Carrying this shoulder
No Buddhist lists today. No ACA program talk. Just pain in my left shoulder. Please do not consider this blog a complaint. I am trying to write with as much dis-passion as I can muster; or, better put, with as little attachment to the pain as I can manage.
First of all, pain. The pain I am dealing with pales in comparison with so much physical and emotional pain I have seen and heard of in my life. If a 10 is the worst I can imagine a human suffering mine at this moment is barely a 2. I may have moments of feeling sorry for myself, but am profoundly aware that what I deal with right now is relatively minor.
Secondly, My Pain. A major part of what I am doing in this blog is to take the MY out of this pain. I don’t own it. It does not define me. It is neither a reflection of me nor a judgment on me. It has nothing to do with whatever ME is. This shoulder is experiencing that which we call pain. The left shoulder on this particular body, to be precise. That’s all. To call the pain MINE would be to give it power I don’t need to give it; would be to create a narrative of MY LIFE that includes MY PAINS, past, present and future with all sorts of plots, subplots, suppositions, speculations and moral judgments. I don’t know what people whose pain level is above a 5 do with this. For what I am dealing with I can legitimately say, “Nope. It’s not mine”.
Technically, what I am dealing with is called, Impingement. It is a syndrome involving inflammation of the tendons of the shoulder as they interact with the shoulder bones. Movement of the arms above the shoulder, as in reaching or working with high stuff exacerbates this. I dealt with this eighteen months ago, and went to PT for a while until it subsided. Now it has flared up again.

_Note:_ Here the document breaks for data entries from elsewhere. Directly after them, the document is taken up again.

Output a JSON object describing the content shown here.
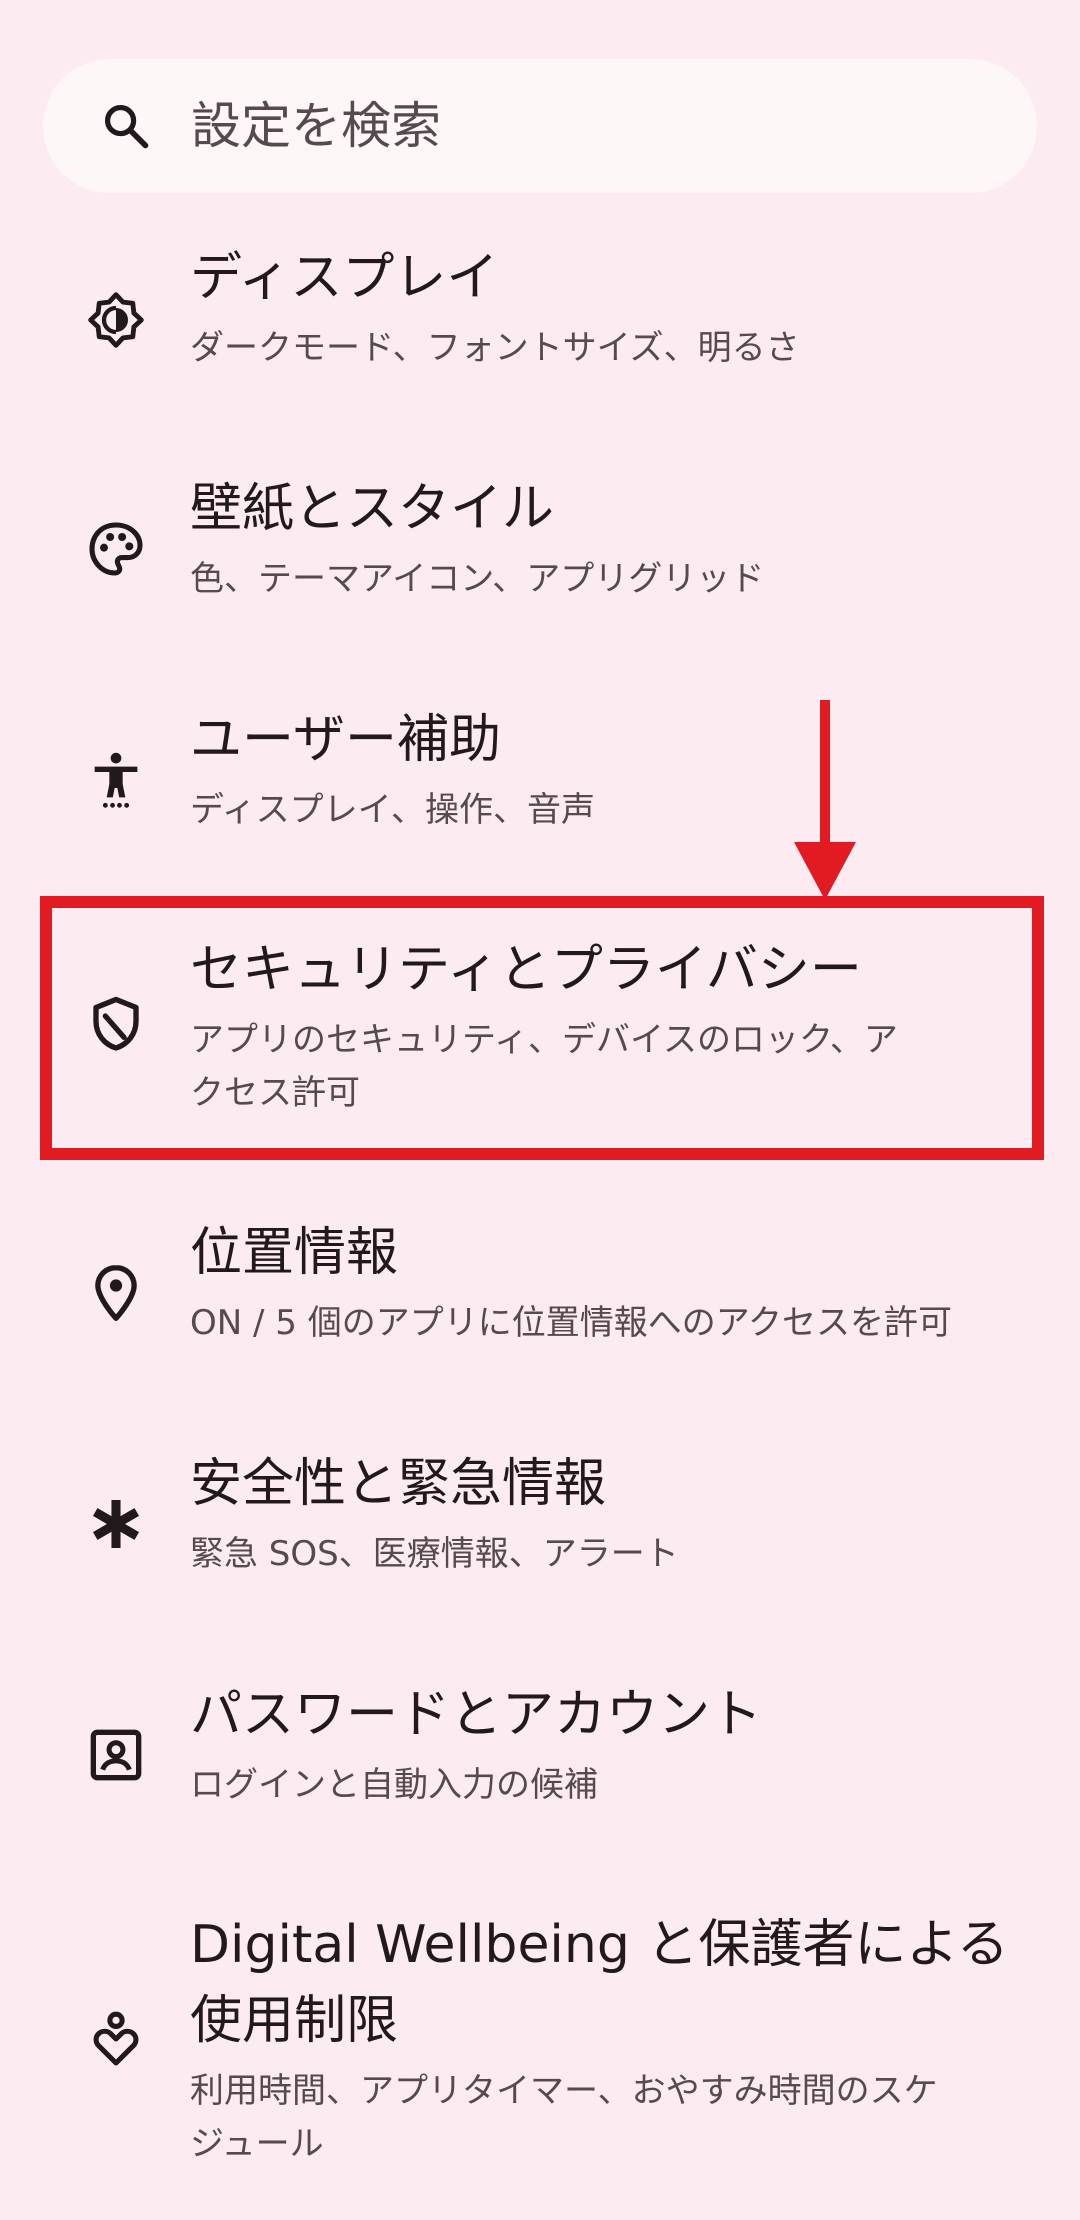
{
  "search": {
    "placeholder": "設定を検索"
  },
  "items": [
    {
      "title": "ディスプレイ",
      "subtitle": "ダークモード、フォントサイズ、明るさ",
      "icon": "display-brightness-icon"
    },
    {
      "title": "壁紙とスタイル",
      "subtitle": "色、テーマアイコン、アプリグリッド",
      "icon": "palette-icon"
    },
    {
      "title": "ユーザー補助",
      "subtitle": "ディスプレイ、操作、音声",
      "icon": "accessibility-icon"
    },
    {
      "title": "セキュリティとプライバシー",
      "subtitle": "アプリのセキュリティ、デバイスのロック、アクセス許可",
      "icon": "shield-icon"
    },
    {
      "title": "位置情報",
      "subtitle": "ON / 5 個のアプリに位置情報へのアクセスを許可",
      "icon": "location-pin-icon"
    },
    {
      "title": "安全性と緊急情報",
      "subtitle": "緊急 SOS、医療情報、アラート",
      "icon": "asterisk-icon"
    },
    {
      "title": "パスワードとアカウント",
      "subtitle": "ログインと自動入力の候補",
      "icon": "account-box-icon"
    },
    {
      "title": "Digital Wellbeing と保護者による使用制限",
      "subtitle": "利用時間、アプリタイマー、おやすみ時間のスケジュール",
      "icon": "wellbeing-icon"
    }
  ],
  "annotation": {
    "highlight_color": "#e21b23"
  },
  "colors": {
    "background": "#fcebf0",
    "search_bg": "#fef7f8",
    "title_text": "#21191c",
    "subtitle_text": "#554a4f"
  }
}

That’s the medical side of it, now to the experiential side.
I am right-handed. You might assume that the left shoulder would not really matter much to someone who carries, moves, manipulates, writes and eats with the right hand and arm. Not so. When I get up from a chair, roll over in bed, put on clothes, scratch my left ear (which I just did involuntarily), try to move a chair, carry tree limbs I have cut, turn the steering wheel in the car, or reach to grab a pot in the kitchen cupboard, this left shoulder of mine is fully involved. It follows me through much of the day, and night. And when the pain is chronic, as it is right now, I am aware of it all the time. (Reminder…just barely a 2 on an overall scale of pain, maybe not even that!)
The other night I had a dream; and the truth is that I have vivid dreams most every night. In this particular dream I was defending myself from an unknown, and at the same time frighteningly familiar, assailant using a ball I picked up with MY LEFT HAND. I was using my weak side to defend myself from a strong enemy. Guess what? I felt pretty darned powerless and vulnerable.
It so happened that I saw my therapist a day or so later and we talked about connecting this left-handed dream with this left shoulder pain. I am writing this blog expressly to underline and reinforce what she encouraged me to do.
Recognize the Pain.
Welcome it. (Accept)
Be curious about it, with compassion. (Investigate)
Don’t attach a story to it. (Non-attachment) Some Dharma teachers use Nurture for the N.
You may see that she was setting me up for a classical RAIN approach to the pain. I had learned this both from the therapist who worked with me eight years ago at a major life turning, and from a Buddhist teacher (Michelle McDonald) at a retreat five years ago (who actually coined the RAIN acronym). And here it is again. And I am writing this to underline and reinforce what I have been encouraged to do.
Last night, as I was feeling this pain despite the Aleve ⓣ, I did not remember RAIN. I did remember to bring some compassion and a hint of curiosity to the pain. Good. That’s moving in the right direction. Not me. Not mine. Not a problem. Just pain in the shoulder. (You get it, don’t you, that to call it MY Shoulder would be to personalize the pain, and maybe lead me to assume that there is, in fact, a fated narrative about this pain and this shoulder, all of it involving ME. This is not a comment about Karma, which is another discussion. This is just not personal. My shoulder is not out to get Me!)
Welcome the pain. (Remember, just barely a 2!) I can manage this.
“Here you are shoulder pain. I see you, feel you and want to learn from you. I would bring compassion and love to the impinged, complicated and inflamed parts of you. I would understand your waves, your captured tensions, your long carried wounds. I care about it all. As best as I can I am wrapping arms of love around you; holding, resting and open.”
As I began this blog I did a quick Google search of poems about shoulders. The first hit is a lovely piece by Naomi Shihab Nye, from her 1994 collection entitled Red Suitcase. The name of the poem is Shoulders and it portrays a father crossing a busy street in the rain with a sleeping infant held on his shoulder. The poet asserts that living “in the world” demands that we hold one another similarly.
What a powerful image! And, if the shoulder carries such weight is there any wonder that from time to time it will hurt?